The shift from a single curator to four — a healthy mix of photographers, researchers and visual artistes from two countries — makes sense, given the much larger scale of the festival. The third edition of CPB will be held from December 9, 2020 to February 6, 2021: a total of 60 days, twice the length of the previous editions.
“We wanted to provide the visual component to the sabha season,” Varun remarks. Moreover, other festivals across the country, including Delhi’s India Art Fair, Goa’s Serendipity Arts Festival and the Kochi-Muziris Biennale, are also held around this time.
“We hope to capitalise on this group of moving art travellers,” he says, adding that Pongal would also mean more visitors to the beaches. “Last edition, the 15 projected curations displayed, brought a footfall of around 8,00,000 people to Elliots Beach on weekends alone.”
For the past 10 days, Bhooma, Arko Datto, Boaz and Kerstin have been touring the city with the CPB team, looking at possible venues and meeting with artist collectives. This is the first time that the four of them are working together. “The past week has been as much about us getting to know each other, waking up together, eating together and sharing ideas, as it has been about exploring the city,” says Arko.
Bhooma adds that for her, it was like re-discovering the city. “It was a crash course in Chennai’s ecology, infrastructure, development and politics,” says Boaz, who is visiting India for the second time.
What is most interesting for this transcultural team, is understanding the different approaches to photography — it opens up a new way of mapping the city. “We are conscious of the fact that we are engaging with photography as a medium when it is the most accessible, and what that means,” says Bhooma.
One of CPB’s highlights has been its success in re-awakening the city to its heritage spaces. In fact, the Senate House, believes Varun, overshadowed most other venues.
Public spaces and forgotten heritage will once again be a focus for CPB in 2020. We are also looking to display interesting archival material, which hasn’t been shown before. That is something we are looking forward to,” says Kerstin.

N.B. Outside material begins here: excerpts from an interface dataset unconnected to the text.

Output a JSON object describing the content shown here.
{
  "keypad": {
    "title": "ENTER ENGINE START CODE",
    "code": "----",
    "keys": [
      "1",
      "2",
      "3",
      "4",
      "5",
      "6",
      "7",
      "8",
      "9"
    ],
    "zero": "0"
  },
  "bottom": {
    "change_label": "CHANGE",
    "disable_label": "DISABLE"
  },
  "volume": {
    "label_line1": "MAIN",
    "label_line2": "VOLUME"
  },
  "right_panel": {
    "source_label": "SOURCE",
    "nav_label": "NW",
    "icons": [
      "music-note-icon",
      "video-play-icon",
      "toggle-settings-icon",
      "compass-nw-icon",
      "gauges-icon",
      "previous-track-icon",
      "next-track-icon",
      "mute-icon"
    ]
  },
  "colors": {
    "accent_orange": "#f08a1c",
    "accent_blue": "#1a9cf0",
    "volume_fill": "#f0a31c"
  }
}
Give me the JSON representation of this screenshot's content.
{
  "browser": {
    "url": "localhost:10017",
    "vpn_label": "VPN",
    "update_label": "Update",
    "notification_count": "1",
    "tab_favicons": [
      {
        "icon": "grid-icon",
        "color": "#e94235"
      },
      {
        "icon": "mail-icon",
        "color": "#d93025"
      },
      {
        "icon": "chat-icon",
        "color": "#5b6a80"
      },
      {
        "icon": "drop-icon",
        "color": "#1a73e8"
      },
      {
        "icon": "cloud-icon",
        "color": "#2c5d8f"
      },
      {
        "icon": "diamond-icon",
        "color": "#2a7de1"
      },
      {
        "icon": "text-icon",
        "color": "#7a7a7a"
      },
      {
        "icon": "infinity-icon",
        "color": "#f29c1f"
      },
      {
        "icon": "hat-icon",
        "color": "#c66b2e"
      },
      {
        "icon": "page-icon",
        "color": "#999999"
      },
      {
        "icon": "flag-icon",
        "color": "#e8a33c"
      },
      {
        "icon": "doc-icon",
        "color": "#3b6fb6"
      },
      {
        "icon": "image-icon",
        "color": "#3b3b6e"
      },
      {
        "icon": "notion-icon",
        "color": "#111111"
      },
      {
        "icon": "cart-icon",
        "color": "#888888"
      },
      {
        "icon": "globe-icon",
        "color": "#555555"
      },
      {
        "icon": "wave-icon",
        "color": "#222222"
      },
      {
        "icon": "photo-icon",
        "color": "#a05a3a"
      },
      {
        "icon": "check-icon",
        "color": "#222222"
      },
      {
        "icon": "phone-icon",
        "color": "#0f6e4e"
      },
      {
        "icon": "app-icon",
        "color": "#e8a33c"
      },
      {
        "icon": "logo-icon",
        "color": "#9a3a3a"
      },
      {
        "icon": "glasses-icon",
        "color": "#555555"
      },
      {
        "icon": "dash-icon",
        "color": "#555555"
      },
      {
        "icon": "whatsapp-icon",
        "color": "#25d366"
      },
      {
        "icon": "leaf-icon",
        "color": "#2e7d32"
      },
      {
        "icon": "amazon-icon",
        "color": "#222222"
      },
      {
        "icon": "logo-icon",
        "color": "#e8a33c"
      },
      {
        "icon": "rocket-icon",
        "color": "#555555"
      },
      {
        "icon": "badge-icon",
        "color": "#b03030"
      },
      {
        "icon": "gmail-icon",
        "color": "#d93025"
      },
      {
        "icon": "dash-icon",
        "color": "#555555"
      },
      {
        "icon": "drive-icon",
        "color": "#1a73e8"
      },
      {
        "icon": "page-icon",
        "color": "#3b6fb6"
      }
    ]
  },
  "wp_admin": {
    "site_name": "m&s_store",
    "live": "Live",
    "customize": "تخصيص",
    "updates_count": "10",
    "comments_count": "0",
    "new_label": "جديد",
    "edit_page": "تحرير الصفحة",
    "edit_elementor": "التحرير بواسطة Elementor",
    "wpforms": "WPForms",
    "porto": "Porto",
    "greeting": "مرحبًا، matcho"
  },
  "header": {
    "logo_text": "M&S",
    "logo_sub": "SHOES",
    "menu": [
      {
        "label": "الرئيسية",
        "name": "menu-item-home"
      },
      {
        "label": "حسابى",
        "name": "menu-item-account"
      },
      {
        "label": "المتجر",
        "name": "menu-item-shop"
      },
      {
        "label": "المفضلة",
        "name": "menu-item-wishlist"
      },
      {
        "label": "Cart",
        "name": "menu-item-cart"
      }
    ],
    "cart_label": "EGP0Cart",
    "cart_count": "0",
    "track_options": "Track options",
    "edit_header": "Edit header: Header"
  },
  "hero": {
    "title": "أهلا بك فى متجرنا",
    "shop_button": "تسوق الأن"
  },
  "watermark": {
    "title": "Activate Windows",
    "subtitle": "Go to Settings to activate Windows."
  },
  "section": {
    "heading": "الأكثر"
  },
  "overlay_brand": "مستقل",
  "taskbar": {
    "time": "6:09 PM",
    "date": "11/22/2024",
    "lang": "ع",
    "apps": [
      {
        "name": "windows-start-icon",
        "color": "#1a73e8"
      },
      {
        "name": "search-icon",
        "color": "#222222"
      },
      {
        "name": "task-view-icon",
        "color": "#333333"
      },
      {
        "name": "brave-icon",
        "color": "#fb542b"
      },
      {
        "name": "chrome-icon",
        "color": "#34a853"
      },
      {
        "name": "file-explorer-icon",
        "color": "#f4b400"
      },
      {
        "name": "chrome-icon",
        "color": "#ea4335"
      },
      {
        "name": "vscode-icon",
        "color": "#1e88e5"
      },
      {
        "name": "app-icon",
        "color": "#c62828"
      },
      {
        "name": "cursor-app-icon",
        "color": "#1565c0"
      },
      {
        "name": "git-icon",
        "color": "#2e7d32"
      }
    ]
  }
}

The process of curation will not be strictly structured, but for the next 365 days, the team will constantly be on the lookout for talent, ideas and possible collaborations. “Wherever we go from now on, whomever we visit, we will have our CPB glasses on,” says Bhooma.